Give DiskMaker X Authorization
macOS 10.15 Catalina uses a Privacy Control mechanism that causes multiple alerts to appear on your screen during the creation of the boot drive, so it’s necessary to give Accessibility authorization to “control your computer”. To do so:
- Launch System Preferences from the Dock, the Applications folder, or from Apple () menu > System Preferences
- Click Security and Privacy
- Click the Privacy tab
- Click Accessibility
- Unlock the preference by clicking the lock icon in the lower-left corner of the System Preferences window, then enter your password or use Touch ID to continue
- Drag the DiskMaker X 9 icon from the Finder to the right part of the window, or click the + button and select the DiskMaker X app in the Applications folder. DiskMaker X is added to the list of apps that can control your Mac (see screenshot below).
Be sure to remove this authorization once you’re done using DiskMaker X to create your bootable drive.
Note that there are other alerts that still appear when using DiskMaker X even though you have authorized this setting. Click OK when the alerts appear.
Launch DiskMaker X 9

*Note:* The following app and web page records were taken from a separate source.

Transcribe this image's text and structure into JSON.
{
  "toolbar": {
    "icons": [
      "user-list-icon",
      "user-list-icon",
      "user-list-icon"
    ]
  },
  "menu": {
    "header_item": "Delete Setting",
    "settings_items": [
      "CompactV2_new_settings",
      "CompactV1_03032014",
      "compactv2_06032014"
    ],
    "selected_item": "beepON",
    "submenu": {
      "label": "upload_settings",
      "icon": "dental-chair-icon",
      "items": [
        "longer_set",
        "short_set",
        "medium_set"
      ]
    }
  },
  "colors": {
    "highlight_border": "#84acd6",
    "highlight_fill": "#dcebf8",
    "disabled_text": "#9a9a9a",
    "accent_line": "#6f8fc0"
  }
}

Now we’re ready to make our bootable disk. Attach the drive to the Mac, make sure that the drive is visible from the Finder (in some cases a drive icon may appear on the Desktop), then launch DiskMaker X 9. If you’ve kept older macOS installers in your Applications folder, DiskMaker X asks which version of the operating system you want to use to make a boot disk. Select the version — in this case, macOS Catalina (10.15) — and then the following dialog appears:
To continue with the copy of the macOS installer that was found in /Applications, click “Use this copy”. If the installer is elsewhere, click “Use another copy…” to locate the installer file. Continuing, DiskMaker X 9 asks for the type of disk you’re using. In this example, I am using an OWC Mercury Elite Pro mini drive, so I click “Another kind of disk (erase only partition).”

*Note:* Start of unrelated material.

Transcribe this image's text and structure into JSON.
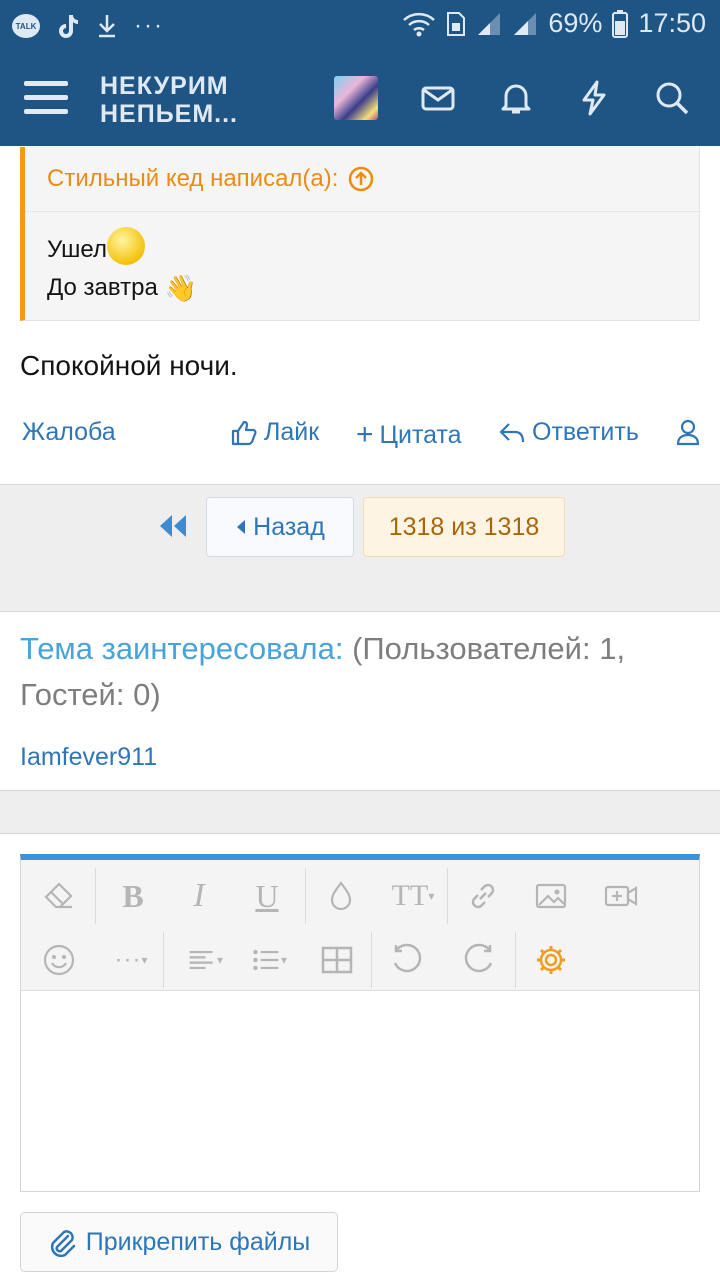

Whatever drive you use will be completely erased. If you want to create a single disk that can install Yosemite, El Capitan, Sierra, High Sierra, Mojave, and Catalina, use Disk Utility (in the Applications/Utilities folder) to partition the drive into six separate volumes, one for each OS version.
For this example, my drive is named “OWC Mercury Elite Pro mini”, so I click on it to select it, then click “Choose this disk”.
Of course, DiskMaker X doesn’t want you to accidentally erase the wrong disk, so it asks if you really want to “Erase then create the disk”. If everything is the way you wanted, click the highlighted button (see image below).
We are go for launch! Now you will see a few more dialogs, one asking if you are in a light mood or wish to “come to the dark side” — that has to do with the type of disk icon that will be assigned to your boot disk, so make your choice.
Be aware that DiskMaker X 9 requests your administrator login and password, so be prepared to type (see screenshot above). You are also asked to give permission to DiskMaker X 9 to “access files on a removable volume” (your bootable install disk), so click OK when prompted as seen below.
During the disk creation process, temporary windows open and close, files are copied, and you may be asked if you wish to use your disk as a Time Machine backup drive — if this happens (and it may occur more than once) click “Don’t use”. You can do that later if you want to use the same bootable install disk as a Time Machine backup drive. If you’re running a virus protection app, it may ask if you wish to scan the disk; be sure to tell it to leave your disk alone!
You’ll know that DiskMaker X 9 is done when you hear a lion roar, and a dialog is displayed to inform you of the completion. At that point, you can reboot your Mac while holding down the Option (Alt) key to select a boot drive, or use System Preferences > Startup Disk to set the drive you just created as the boot drive.
If you like DiskMaker X 9, consider making a donation by clicking on the appropriate button.
Many thanks to Guillaume Gète and the rest of the DiskMaker X team.